In mathematical logic and type theory, the **λ-cube** is a framework for exploring the axes of refinement in Coquand's calculus of constructions, starting from the simply typed lambda calculus (written as λ→ in the cube diagram to the right) as the vertex of a cube placed at the origin, and the calculus of constructions (higher-order dependently typed polymorphic lambda calculus; written as λPω in the diagram) as its diametrically opposite vertex. Each axis of the cube represents a new form of abstraction:

Values depending on types, or polymorphism. System F, aka second order lambda calculus (written as λ2 in the diagram), is obtained by imposing only this property.
Types depending on types, or type operators. Simply typed lambda calculus with type operators (λ__ω__ in the diagram) is obtained by imposing only this property. Combined with System F it yields System F_{ω} (written as λω without the underline in the diagram).
Types depending on values, or dependent types. Imposing only this property yields λΠ (written as λP in the diagram), a type system closely related to LF.
All eight calculi include the most basic form of abstraction, values depending on values, ordinary functions as in the simply typed lambda calculus. The richest calculus in the cube, with all three abstractions, is the calculus of constructions. All eight calculi are strongly normalizing.

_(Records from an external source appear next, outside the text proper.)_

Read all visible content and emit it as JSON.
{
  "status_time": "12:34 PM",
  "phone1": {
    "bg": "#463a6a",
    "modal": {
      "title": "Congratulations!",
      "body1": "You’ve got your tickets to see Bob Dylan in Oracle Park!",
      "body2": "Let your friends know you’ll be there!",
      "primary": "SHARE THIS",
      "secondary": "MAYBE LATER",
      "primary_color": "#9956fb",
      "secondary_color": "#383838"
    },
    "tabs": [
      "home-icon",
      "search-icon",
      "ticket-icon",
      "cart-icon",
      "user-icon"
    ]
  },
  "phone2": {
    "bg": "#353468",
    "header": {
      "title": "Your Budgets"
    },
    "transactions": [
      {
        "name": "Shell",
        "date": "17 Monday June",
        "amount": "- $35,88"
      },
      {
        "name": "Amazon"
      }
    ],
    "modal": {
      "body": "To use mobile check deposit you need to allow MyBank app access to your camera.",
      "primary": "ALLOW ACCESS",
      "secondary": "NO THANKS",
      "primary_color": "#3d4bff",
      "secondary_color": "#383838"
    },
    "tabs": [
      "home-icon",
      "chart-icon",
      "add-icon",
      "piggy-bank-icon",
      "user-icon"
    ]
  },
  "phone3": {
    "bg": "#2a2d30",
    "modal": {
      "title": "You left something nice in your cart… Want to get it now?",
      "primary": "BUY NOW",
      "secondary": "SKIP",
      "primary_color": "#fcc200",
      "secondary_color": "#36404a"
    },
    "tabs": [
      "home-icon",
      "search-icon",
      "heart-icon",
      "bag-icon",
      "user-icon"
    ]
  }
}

Subtyping however is not represented in the cube, even though systems like
F
<:
ω
, known as higher-order bounded quantification, which combines subtyping and polymorphism are of practical interest, and can be further generalized to bounded type operators. Further extensions to
F
<:
ω
allow the definition of purely functional objects; these systems were generally developed after the lambda cube paper was published.

The idea of the cube is due to the mathematician Henk Barendregt (1991). The framework of pure type systems generalizes the lambda cube in the sense that all corners of the cube, as well as many other systems can be represented as instances of this general framework. This framework predates lambda cube by a couple of years. In his 1991 paper, Barendregt also defines the corners of the cube in this framework.

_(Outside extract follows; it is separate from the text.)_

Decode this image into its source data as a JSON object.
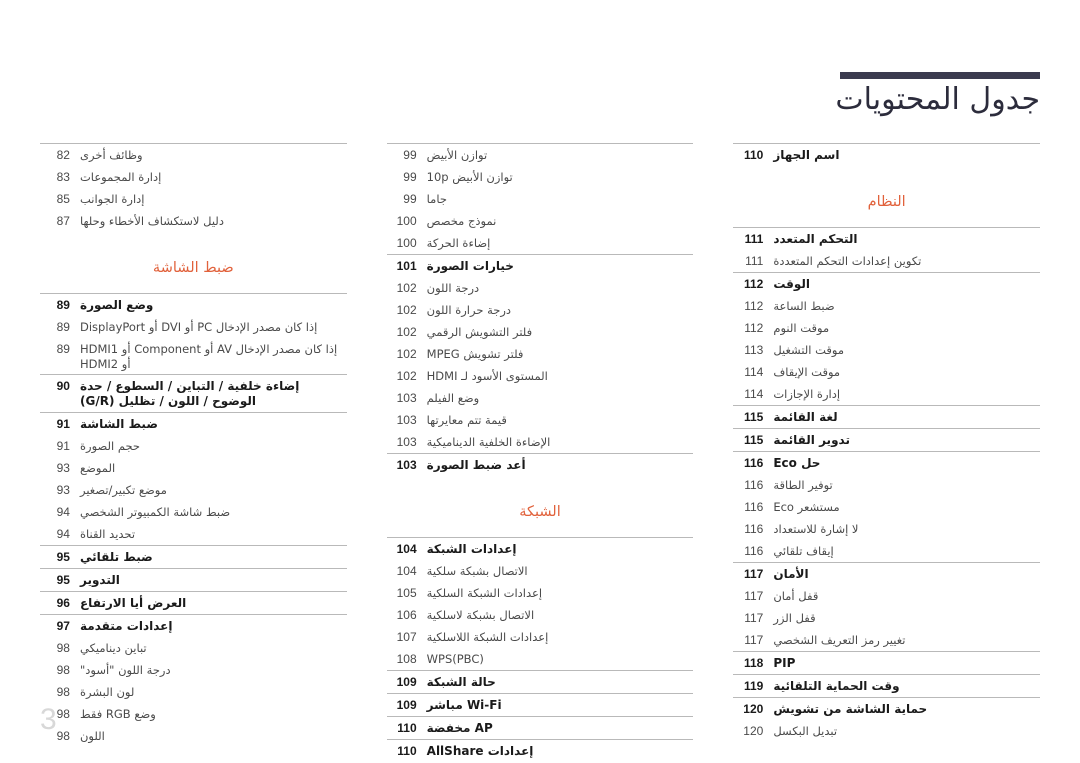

In his Habilitation à diriger les recherches *Lambda-Prolog de A à Z... ou presque* [1], Olivier Ridoux gives a cut-out template of the Lambda cube (p. 70) and also a dual representation of the cube as an octahedron, where the 8 vertices are replaced by faces, as well as a dual representation as a dodecahedron, where the 12 edges are replaced by faces.